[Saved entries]
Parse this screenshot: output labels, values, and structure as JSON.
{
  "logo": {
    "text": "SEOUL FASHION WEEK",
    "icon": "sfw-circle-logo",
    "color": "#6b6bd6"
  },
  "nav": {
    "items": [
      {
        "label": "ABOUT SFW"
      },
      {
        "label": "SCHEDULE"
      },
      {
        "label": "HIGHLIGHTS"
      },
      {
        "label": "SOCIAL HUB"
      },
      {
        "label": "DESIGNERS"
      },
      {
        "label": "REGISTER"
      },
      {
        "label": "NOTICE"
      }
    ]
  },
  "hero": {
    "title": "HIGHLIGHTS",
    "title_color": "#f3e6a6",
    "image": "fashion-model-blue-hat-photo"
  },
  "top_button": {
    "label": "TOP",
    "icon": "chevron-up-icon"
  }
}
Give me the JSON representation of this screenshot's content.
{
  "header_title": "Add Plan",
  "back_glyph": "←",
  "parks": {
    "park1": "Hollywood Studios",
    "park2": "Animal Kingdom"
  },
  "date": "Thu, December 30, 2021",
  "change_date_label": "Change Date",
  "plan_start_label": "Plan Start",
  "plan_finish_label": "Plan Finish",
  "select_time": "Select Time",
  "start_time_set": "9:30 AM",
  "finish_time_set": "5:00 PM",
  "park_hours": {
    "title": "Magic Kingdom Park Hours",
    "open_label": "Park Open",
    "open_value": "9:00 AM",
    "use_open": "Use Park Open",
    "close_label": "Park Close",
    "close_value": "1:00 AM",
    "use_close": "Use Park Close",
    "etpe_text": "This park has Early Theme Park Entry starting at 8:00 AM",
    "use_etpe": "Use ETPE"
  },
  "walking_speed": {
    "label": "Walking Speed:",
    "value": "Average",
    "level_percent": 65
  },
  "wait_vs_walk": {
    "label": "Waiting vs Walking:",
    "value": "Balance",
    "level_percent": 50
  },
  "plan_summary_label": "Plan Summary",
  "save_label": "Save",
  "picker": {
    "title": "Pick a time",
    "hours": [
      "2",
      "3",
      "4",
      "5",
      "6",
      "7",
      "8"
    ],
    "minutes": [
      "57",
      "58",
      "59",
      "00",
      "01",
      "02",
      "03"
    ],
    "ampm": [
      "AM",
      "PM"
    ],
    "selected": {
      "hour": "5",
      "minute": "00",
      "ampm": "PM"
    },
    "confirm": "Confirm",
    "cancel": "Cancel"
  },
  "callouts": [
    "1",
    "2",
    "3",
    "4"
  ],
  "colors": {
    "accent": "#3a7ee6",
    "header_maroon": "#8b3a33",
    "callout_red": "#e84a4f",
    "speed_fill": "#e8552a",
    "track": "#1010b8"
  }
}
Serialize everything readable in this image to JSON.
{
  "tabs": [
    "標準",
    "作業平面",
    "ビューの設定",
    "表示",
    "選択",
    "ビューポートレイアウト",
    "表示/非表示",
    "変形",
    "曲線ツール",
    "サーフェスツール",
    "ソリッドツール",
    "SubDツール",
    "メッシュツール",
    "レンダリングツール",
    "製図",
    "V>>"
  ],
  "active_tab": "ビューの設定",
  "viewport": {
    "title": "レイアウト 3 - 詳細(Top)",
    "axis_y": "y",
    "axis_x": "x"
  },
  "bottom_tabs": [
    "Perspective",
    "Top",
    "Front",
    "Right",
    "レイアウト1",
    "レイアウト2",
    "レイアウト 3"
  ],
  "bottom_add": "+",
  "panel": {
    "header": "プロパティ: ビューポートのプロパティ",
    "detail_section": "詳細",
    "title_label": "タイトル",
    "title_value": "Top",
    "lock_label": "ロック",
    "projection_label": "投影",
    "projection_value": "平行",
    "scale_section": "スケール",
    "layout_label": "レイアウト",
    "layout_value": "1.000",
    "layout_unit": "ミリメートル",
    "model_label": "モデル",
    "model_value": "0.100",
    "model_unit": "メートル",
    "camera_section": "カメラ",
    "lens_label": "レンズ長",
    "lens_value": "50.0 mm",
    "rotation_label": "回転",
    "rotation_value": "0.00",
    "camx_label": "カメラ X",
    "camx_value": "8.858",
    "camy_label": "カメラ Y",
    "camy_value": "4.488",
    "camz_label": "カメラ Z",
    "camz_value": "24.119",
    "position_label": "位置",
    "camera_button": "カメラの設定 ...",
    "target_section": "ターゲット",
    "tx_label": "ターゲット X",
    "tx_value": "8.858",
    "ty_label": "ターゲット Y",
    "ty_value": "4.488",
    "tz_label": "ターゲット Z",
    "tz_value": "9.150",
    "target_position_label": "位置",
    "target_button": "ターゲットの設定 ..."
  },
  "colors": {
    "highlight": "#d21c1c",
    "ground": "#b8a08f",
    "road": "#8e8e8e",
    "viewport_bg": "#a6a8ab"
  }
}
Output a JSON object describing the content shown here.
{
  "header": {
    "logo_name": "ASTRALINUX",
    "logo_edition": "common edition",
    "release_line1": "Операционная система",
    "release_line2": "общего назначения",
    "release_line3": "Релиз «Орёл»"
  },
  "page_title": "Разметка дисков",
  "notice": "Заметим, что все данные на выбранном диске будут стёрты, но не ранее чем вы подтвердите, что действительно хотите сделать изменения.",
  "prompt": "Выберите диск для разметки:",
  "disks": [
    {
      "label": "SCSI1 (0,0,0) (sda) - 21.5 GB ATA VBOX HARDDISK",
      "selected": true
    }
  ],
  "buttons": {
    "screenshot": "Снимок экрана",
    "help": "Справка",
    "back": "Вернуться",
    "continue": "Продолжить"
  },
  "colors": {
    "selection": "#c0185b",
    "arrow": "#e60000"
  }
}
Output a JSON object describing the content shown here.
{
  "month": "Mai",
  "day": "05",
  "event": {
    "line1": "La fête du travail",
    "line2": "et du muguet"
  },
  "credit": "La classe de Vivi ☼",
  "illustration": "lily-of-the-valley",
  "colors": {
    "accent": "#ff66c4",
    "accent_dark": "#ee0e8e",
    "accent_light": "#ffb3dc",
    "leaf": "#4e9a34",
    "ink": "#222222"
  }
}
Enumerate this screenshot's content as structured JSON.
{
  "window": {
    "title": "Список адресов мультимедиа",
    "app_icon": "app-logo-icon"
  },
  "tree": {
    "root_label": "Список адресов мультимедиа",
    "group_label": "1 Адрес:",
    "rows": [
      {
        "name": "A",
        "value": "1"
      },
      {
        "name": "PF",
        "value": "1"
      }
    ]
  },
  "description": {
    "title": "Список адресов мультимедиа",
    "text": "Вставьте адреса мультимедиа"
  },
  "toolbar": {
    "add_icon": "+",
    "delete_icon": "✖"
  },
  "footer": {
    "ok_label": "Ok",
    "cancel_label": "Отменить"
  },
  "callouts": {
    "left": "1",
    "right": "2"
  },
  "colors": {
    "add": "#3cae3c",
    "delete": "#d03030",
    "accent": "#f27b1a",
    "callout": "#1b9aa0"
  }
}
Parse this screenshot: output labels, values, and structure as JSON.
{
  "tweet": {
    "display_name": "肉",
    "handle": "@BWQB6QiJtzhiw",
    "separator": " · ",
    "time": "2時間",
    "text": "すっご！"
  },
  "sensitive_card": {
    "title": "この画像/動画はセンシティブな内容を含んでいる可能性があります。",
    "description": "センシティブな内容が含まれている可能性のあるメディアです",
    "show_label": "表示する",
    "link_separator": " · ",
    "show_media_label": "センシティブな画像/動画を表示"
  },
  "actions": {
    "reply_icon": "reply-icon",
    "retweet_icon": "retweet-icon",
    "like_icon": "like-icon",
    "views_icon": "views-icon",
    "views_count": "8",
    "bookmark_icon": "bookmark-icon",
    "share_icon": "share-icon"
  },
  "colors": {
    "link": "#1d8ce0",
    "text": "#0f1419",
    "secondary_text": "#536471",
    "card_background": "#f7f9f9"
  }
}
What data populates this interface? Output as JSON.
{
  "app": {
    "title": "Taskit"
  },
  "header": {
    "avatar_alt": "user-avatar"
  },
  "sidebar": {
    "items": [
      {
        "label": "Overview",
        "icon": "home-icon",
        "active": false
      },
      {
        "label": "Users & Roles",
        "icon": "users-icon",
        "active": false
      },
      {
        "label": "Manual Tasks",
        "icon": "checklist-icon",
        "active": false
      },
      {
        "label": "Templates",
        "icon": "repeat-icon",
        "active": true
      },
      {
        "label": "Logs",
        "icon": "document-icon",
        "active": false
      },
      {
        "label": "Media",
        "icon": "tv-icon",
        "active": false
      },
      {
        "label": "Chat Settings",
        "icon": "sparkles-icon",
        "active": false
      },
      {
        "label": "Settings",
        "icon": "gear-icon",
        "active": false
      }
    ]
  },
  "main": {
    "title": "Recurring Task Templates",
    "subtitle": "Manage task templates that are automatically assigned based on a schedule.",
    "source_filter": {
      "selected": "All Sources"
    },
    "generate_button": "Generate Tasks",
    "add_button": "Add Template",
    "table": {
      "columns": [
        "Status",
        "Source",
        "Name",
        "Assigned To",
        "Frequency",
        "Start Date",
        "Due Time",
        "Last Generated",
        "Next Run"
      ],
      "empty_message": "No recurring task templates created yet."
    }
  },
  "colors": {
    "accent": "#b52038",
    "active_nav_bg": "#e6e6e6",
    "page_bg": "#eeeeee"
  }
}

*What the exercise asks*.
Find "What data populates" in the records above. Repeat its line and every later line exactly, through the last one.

*Solution below*.
What data populates this interface? Output as JSON.
{
  "app": {
    "title": "Taskit"
  },
  "header": {
    "avatar_alt": "user-avatar"
  },
  "sidebar": {
    "items": [
      {
        "label": "Overview",
        "icon": "home-icon",
        "active": false
      },
      {
        "label": "Users & Roles",
        "icon": "users-icon",
        "active": false
      },
      {
        "label": "Manual Tasks",
        "icon": "checklist-icon",
        "active": false
      },
      {
        "label": "Templates",
        "icon": "repeat-icon",
        "active": true
      },
      {
        "label": "Logs",
        "icon": "document-icon",
        "active": false
      },
      {
        "label": "Media",
        "icon": "tv-icon",
        "active": false
      },
      {
        "label": "Chat Settings",
        "icon": "sparkles-icon",
        "active": false
      },
      {
        "label": "Settings",
        "icon": "gear-icon",
        "active": false
      }
    ]
  },
  "main": {
    "title": "Recurring Task Templates",
    "subtitle": "Manage task templates that are automatically assigned based on a schedule.",
    "source_filter": {
      "selected": "All Sources"
    },
    "generate_button": "Generate Tasks",
    "add_button": "Add Template",
    "table": {
      "columns": [
        "Status",
        "Source",
        "Name",
        "Assigned To",
        "Frequency",
        "Start Date",
        "Due Time",
        "Last Generated",
        "Next Run"
      ],
      "empty_message": "No recurring task templates created yet."
    }
  },
  "colors": {
    "accent": "#b52038",
    "active_nav_bg": "#e6e6e6",
    "page_bg": "#eeeeee"
  }
}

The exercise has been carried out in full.